* **WHAT YOU NEED TO DO**:
Report the number of lines holding "configuration" in the material below, and nothing more.

PROVIDED DATA START

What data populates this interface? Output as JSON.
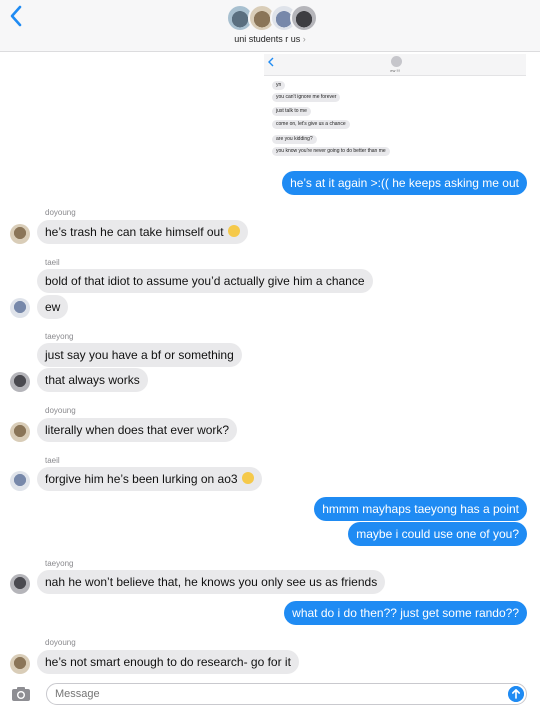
{
  "header": {
    "group_name": "uni students r us"
  },
  "embedded_screenshot": {
    "contact_name": "ew !!!",
    "messages": [
      "yn",
      "you can't ignore me forever",
      "just talk to me",
      "come on, let's give us a chance",
      "are you kidding?",
      "you know you're never going to do better than me"
    ]
  },
  "messages": [
    {
      "direction": "out",
      "text": "he’s at it again >:(( he keeps asking me out"
    },
    {
      "sender": "doyoung",
      "direction": "in",
      "text": "he’s trash he can take himself out",
      "icon": "crying-laughing-emoji-icon"
    },
    {
      "sender": "taeil",
      "direction": "in",
      "text": "bold of that idiot to assume you’d actually give him a chance"
    },
    {
      "direction": "in",
      "text": "ew"
    },
    {
      "sender": "taeyong",
      "direction": "in",
      "text": "just say you have a bf or something"
    },
    {
      "direction": "in",
      "text": "that always works"
    },
    {
      "sender": "doyoung",
      "direction": "in",
      "text": "literally when does that ever work?"
    },
    {
      "sender": "taeil",
      "direction": "in",
      "text": "forgive him he’s been lurking on ao3",
      "icon": "grimace-emoji-icon"
    },
    {
      "direction": "out",
      "text": "hmmm mayhaps taeyong has a point"
    },
    {
      "direction": "out",
      "text": "maybe i could use one of you?"
    },
    {
      "sender": "taeyong",
      "direction": "in",
      "text": "nah he won’t believe that, he knows you only see us as friends"
    },
    {
      "direction": "out",
      "text": "what do i do then?? just get some rando??"
    },
    {
      "sender": "doyoung",
      "direction": "in",
      "text": "he’s not smart enough to do research- go for it"
    }
  ],
  "input": {
    "placeholder": "Message"
  },
  "colors": {
    "accent": "#1f8bf3",
    "incoming_bubble": "#e9e9eb",
    "header_bg": "#f7f7f8"
  }
}
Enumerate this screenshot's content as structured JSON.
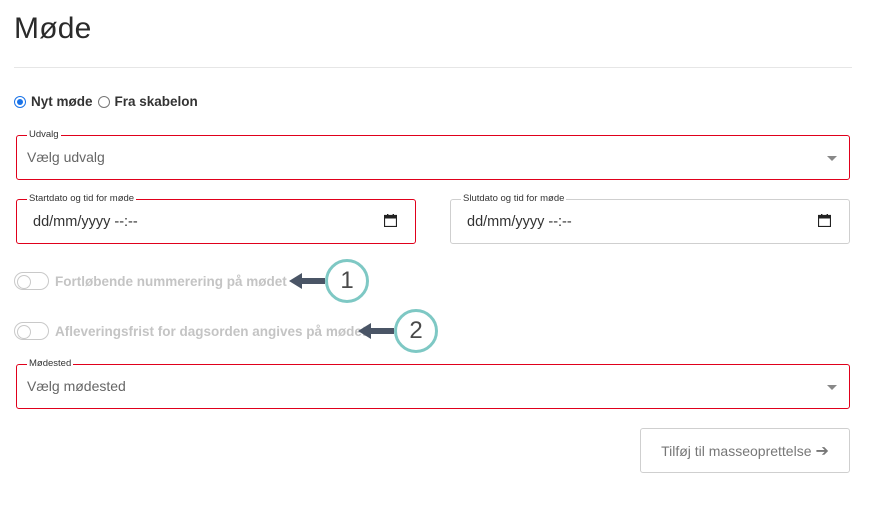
{
  "page": {
    "title": "Møde"
  },
  "meeting_type": {
    "options": [
      {
        "label": "Nyt møde",
        "checked": true
      },
      {
        "label": "Fra skabelon",
        "checked": false
      }
    ]
  },
  "fields": {
    "udvalg": {
      "legend": "Udvalg",
      "placeholder": "Vælg udvalg"
    },
    "start": {
      "legend": "Startdato og tid for møde",
      "value": "dd/mm/yyyy --:--"
    },
    "end": {
      "legend": "Slutdato og tid for møde",
      "value": "dd/mm/yyyy --:--"
    },
    "modested": {
      "legend": "Mødested",
      "placeholder": "Vælg mødested"
    }
  },
  "toggles": [
    {
      "label": "Fortløbende nummerering på mødet",
      "on": false,
      "callout": "1"
    },
    {
      "label": "Afleveringsfrist for dagsorden angives på mødet",
      "on": false,
      "callout": "2"
    }
  ],
  "actions": {
    "add_label": "Tilføj til masseoprettelse",
    "add_icon": "arrow-right-icon"
  },
  "colors": {
    "error_border": "#e0001b",
    "callout_ring": "#7ec8c4",
    "radio_accent": "#1a73e8"
  }
}
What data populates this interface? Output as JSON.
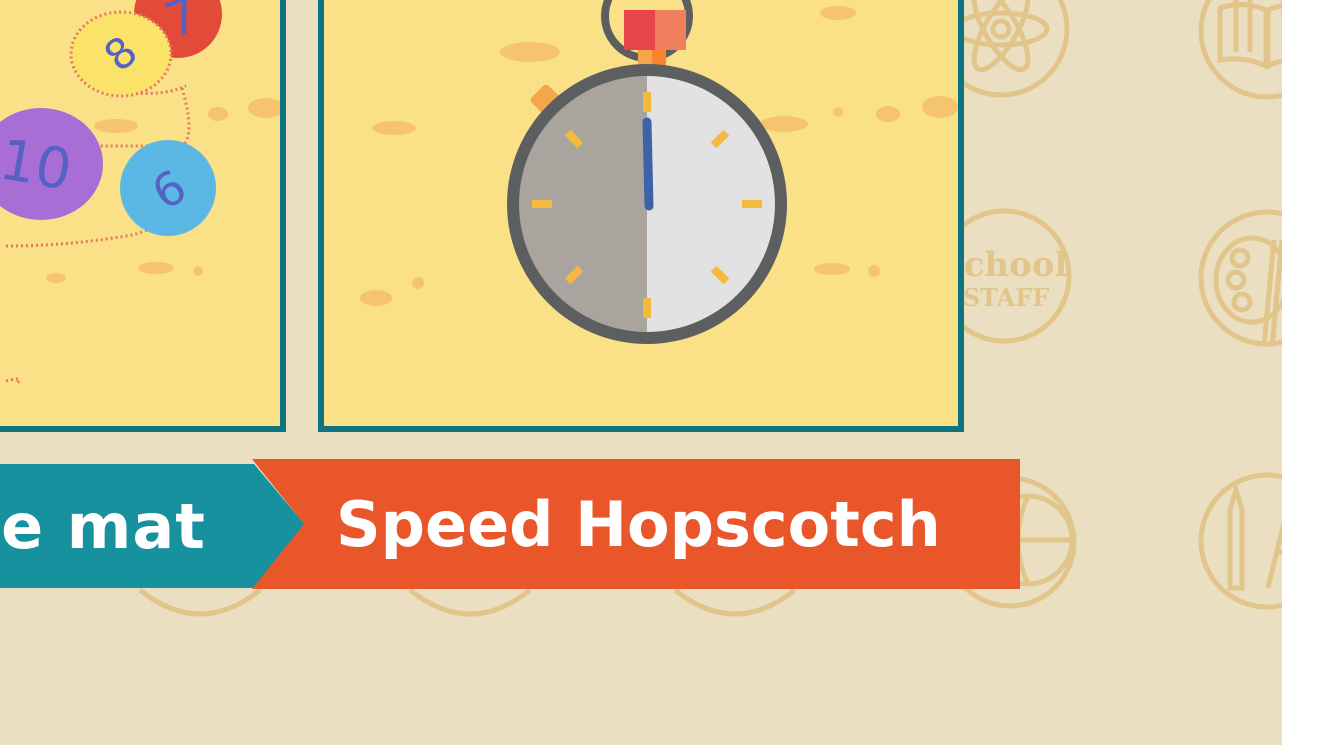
{
  "activities": {
    "left_label": "ne mat",
    "right_label": "Speed Hopscotch"
  },
  "number_mat": {
    "numbers": [
      "8",
      "10",
      "6",
      "7"
    ]
  },
  "background_icons": [
    "atom-icon",
    "book-icon",
    "school-staff-badge-icon",
    "art-palette-icon",
    "drafting-tools-icon",
    "globe-icon"
  ],
  "school_badge": {
    "line1": "school",
    "line2": "STAFF"
  },
  "colors": {
    "background": "#ebdfc1",
    "panel": "#fae086",
    "panel_border": "#107480",
    "teal_ribbon": "#17919e",
    "orange_ribbon": "#e8562a",
    "icon_stroke": "#e2c58b"
  }
}
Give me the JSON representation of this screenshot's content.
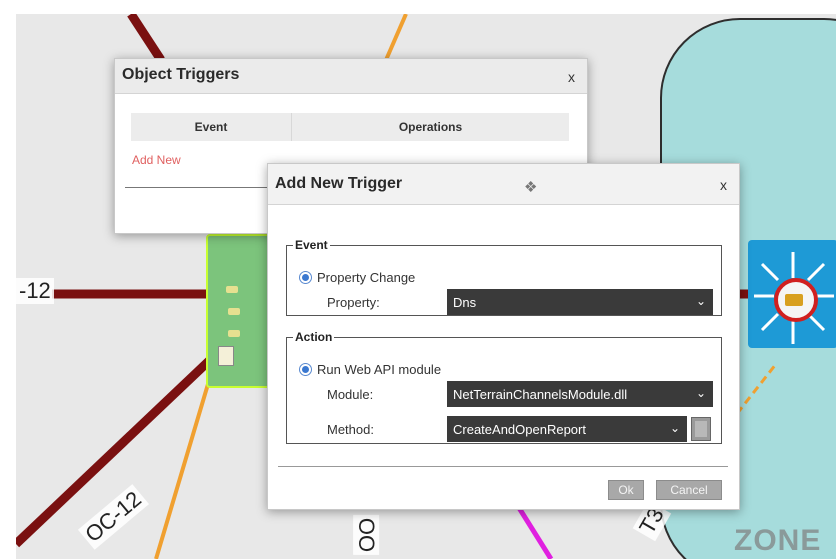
{
  "topology": {
    "zone_label": "ZONE",
    "link_labels": {
      "left": "-12",
      "bottom_left": "OC-12",
      "bottom_mid": "OO",
      "bottom_right": "T3"
    },
    "colors": {
      "canvas": "#e8e8e8",
      "zone_fill": "#a6dcdc",
      "link_dark_red": "#7a1010",
      "link_orange": "#f0a030",
      "link_magenta": "#e020e0",
      "device_green": "#7cc47c",
      "switch_blue": "#1e9ad6"
    }
  },
  "object_triggers": {
    "title": "Object Triggers",
    "close_label": "x",
    "columns": [
      "Event",
      "Operations"
    ],
    "add_new_label": "Add New"
  },
  "add_new_trigger": {
    "title": "Add New Trigger",
    "move_icon": "move-icon",
    "move_glyph": "❖",
    "close_label": "x",
    "event_group": {
      "legend": "Event",
      "radio_label": "Property Change",
      "property_label": "Property:",
      "property_value": "Dns"
    },
    "action_group": {
      "legend": "Action",
      "radio_label": "Run Web API module",
      "module_label": "Module:",
      "module_value": "NetTerrainChannelsModule.dll",
      "method_label": "Method:",
      "method_value": "CreateAndOpenReport"
    },
    "caret_glyph": "⌄",
    "ok_label": "Ok",
    "cancel_label": "Cancel"
  }
}
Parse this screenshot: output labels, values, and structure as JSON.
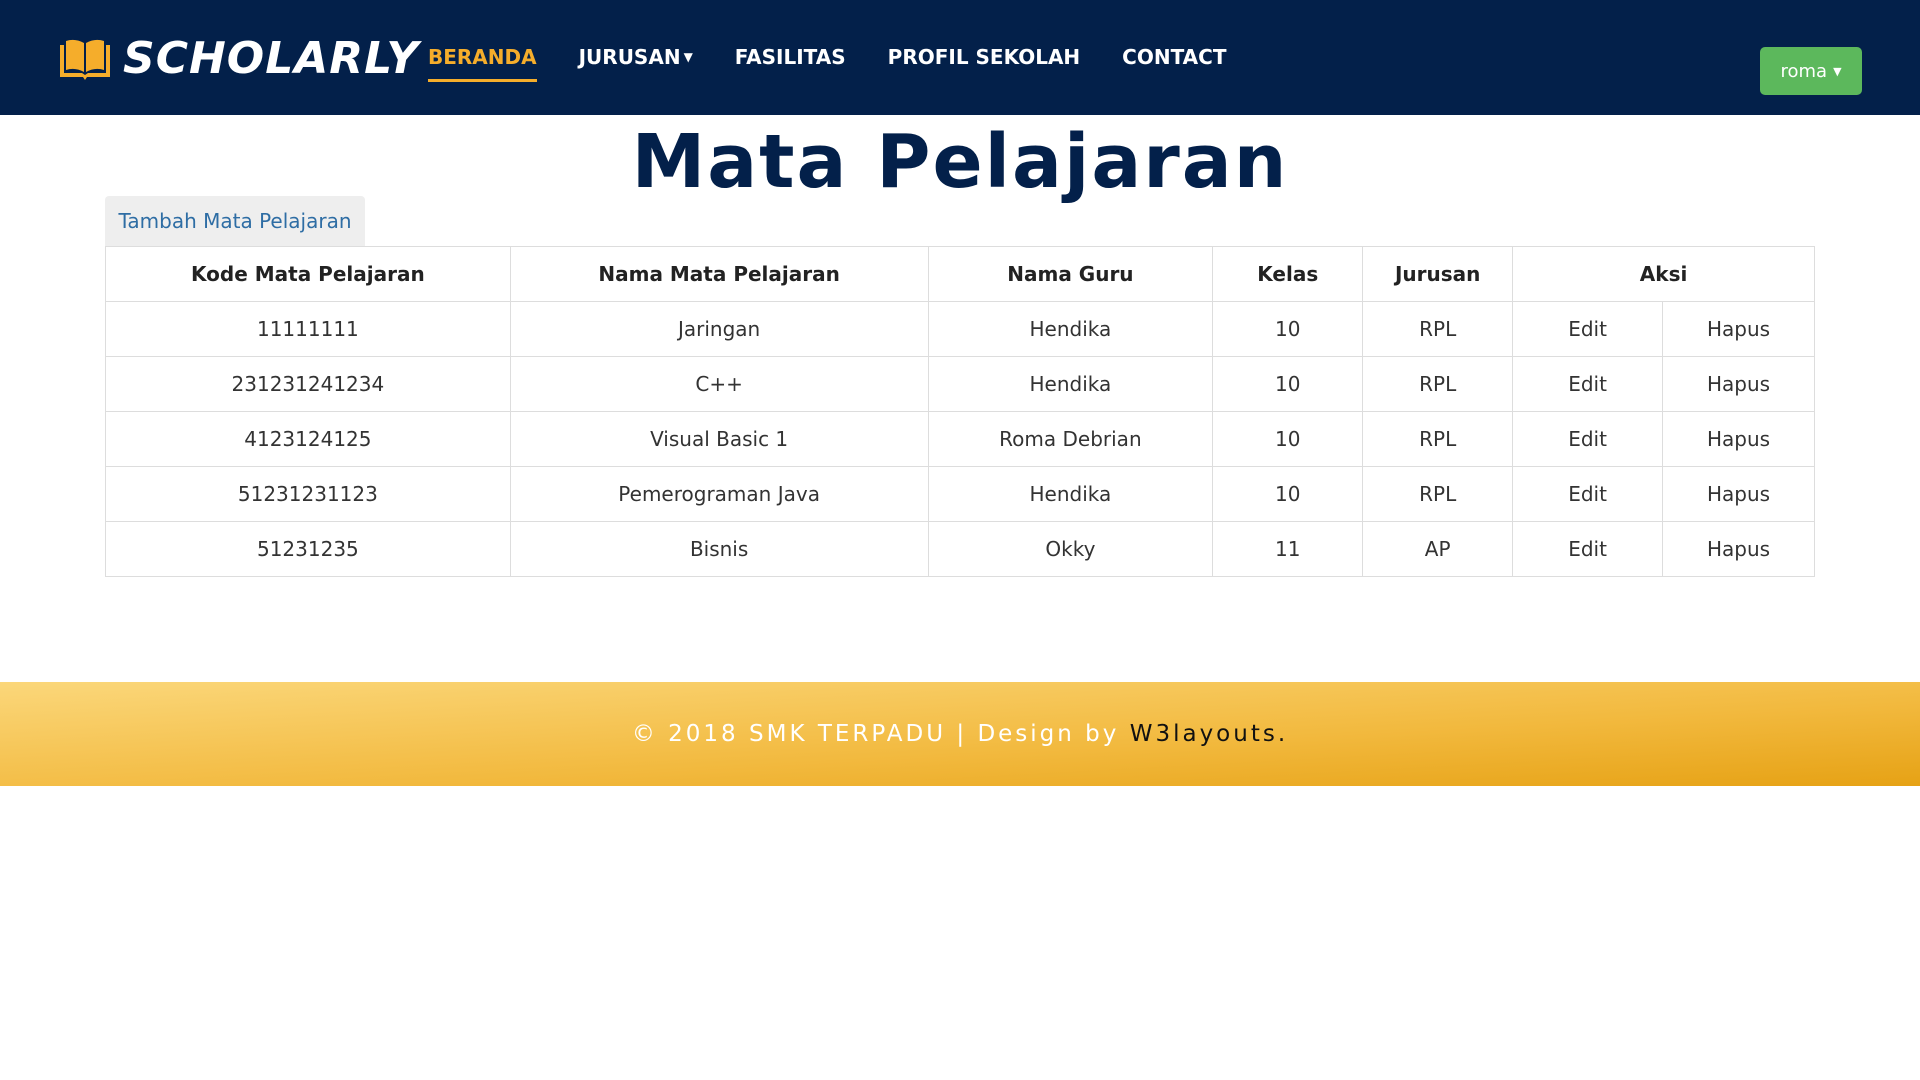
{
  "header": {
    "brand": "SCHOLARLY",
    "nav": [
      {
        "label": "BERANDA",
        "active": true,
        "dropdown": false
      },
      {
        "label": "JURUSAN",
        "active": false,
        "dropdown": true
      },
      {
        "label": "FASILITAS",
        "active": false,
        "dropdown": false
      },
      {
        "label": "PROFIL SEKOLAH",
        "active": false,
        "dropdown": false
      },
      {
        "label": "CONTACT",
        "active": false,
        "dropdown": false
      }
    ],
    "user": "roma"
  },
  "page": {
    "title": "Mata Pelajaran",
    "add_button": "Tambah Mata Pelajaran"
  },
  "table": {
    "headers": [
      "Kode Mata Pelajaran",
      "Nama Mata Pelajaran",
      "Nama Guru",
      "Kelas",
      "Jurusan",
      "Aksi"
    ],
    "rows": [
      {
        "kode": "11111111",
        "nama": "Jaringan",
        "guru": "Hendika",
        "kelas": "10",
        "jurusan": "RPL",
        "edit": "Edit",
        "hapus": "Hapus"
      },
      {
        "kode": "231231241234",
        "nama": "C++",
        "guru": "Hendika",
        "kelas": "10",
        "jurusan": "RPL",
        "edit": "Edit",
        "hapus": "Hapus"
      },
      {
        "kode": "4123124125",
        "nama": "Visual Basic 1",
        "guru": "Roma Debrian",
        "kelas": "10",
        "jurusan": "RPL",
        "edit": "Edit",
        "hapus": "Hapus"
      },
      {
        "kode": "51231231123",
        "nama": "Pemerograman Java",
        "guru": "Hendika",
        "kelas": "10",
        "jurusan": "RPL",
        "edit": "Edit",
        "hapus": "Hapus"
      },
      {
        "kode": "51231235",
        "nama": "Bisnis",
        "guru": "Okky",
        "kelas": "11",
        "jurusan": "AP",
        "edit": "Edit",
        "hapus": "Hapus"
      }
    ]
  },
  "footer": {
    "text": "© 2018 SMK TERPADU | Design by ",
    "link": "W3layouts."
  },
  "colors": {
    "navbar": "#03204a",
    "accent": "#f5ad2b",
    "user_button": "#5cb85c",
    "link": "#2e6da4"
  }
}
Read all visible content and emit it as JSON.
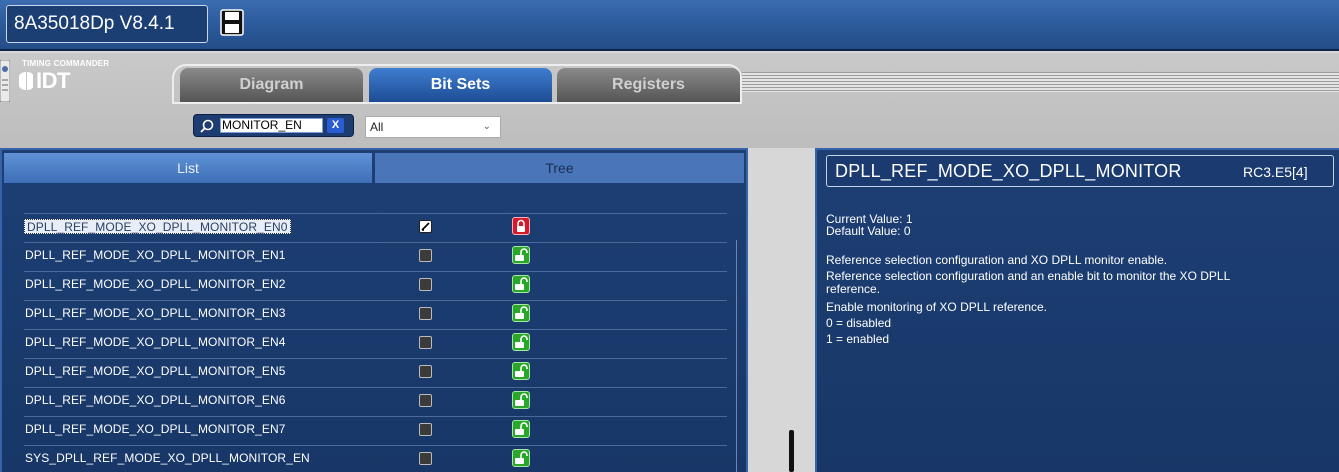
{
  "app": {
    "title": "8A35018Dp V8.4.1"
  },
  "logo": {
    "small_text": "TIMING COMMANDER",
    "brand": "IDT"
  },
  "tabs": [
    {
      "label": "Diagram",
      "active": false
    },
    {
      "label": "Bit Sets",
      "active": true
    },
    {
      "label": "Registers",
      "active": false
    }
  ],
  "search": {
    "value": "MONITOR_EN",
    "clear_label": "X"
  },
  "filter": {
    "selected": "All"
  },
  "list_tabs": {
    "list": "List",
    "tree": "Tree"
  },
  "bitsets": [
    {
      "name": "DPLL_REF_MODE_XO_DPLL_MONITOR_EN0",
      "checked": true,
      "locked": true,
      "selected": true
    },
    {
      "name": "DPLL_REF_MODE_XO_DPLL_MONITOR_EN1",
      "checked": false,
      "locked": false,
      "selected": false
    },
    {
      "name": "DPLL_REF_MODE_XO_DPLL_MONITOR_EN2",
      "checked": false,
      "locked": false,
      "selected": false
    },
    {
      "name": "DPLL_REF_MODE_XO_DPLL_MONITOR_EN3",
      "checked": false,
      "locked": false,
      "selected": false
    },
    {
      "name": "DPLL_REF_MODE_XO_DPLL_MONITOR_EN4",
      "checked": false,
      "locked": false,
      "selected": false
    },
    {
      "name": "DPLL_REF_MODE_XO_DPLL_MONITOR_EN5",
      "checked": false,
      "locked": false,
      "selected": false
    },
    {
      "name": "DPLL_REF_MODE_XO_DPLL_MONITOR_EN6",
      "checked": false,
      "locked": false,
      "selected": false
    },
    {
      "name": "DPLL_REF_MODE_XO_DPLL_MONITOR_EN7",
      "checked": false,
      "locked": false,
      "selected": false
    },
    {
      "name": "SYS_DPLL_REF_MODE_XO_DPLL_MONITOR_EN",
      "checked": false,
      "locked": false,
      "selected": false
    }
  ],
  "detail": {
    "name": "DPLL_REF_MODE_XO_DPLL_MONITOR",
    "address": "RC3.E5[4]",
    "current_value": "Current Value:  1",
    "default_value": "Default Value:  0",
    "description": [
      "Reference selection configuration and XO DPLL monitor enable.",
      "Reference selection configuration and an enable bit to monitor the XO DPLL",
      "reference.",
      "Enable monitoring of XO DPLL reference.",
      "0 = disabled",
      "1 = enabled"
    ]
  },
  "colors": {
    "panel": "#1d3f74",
    "accent": "#3e6fb8",
    "unlocked": "#2aa62a",
    "locked": "#d21b2b"
  }
}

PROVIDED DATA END

* **ANSWER TO THIS PROBLEM**:
2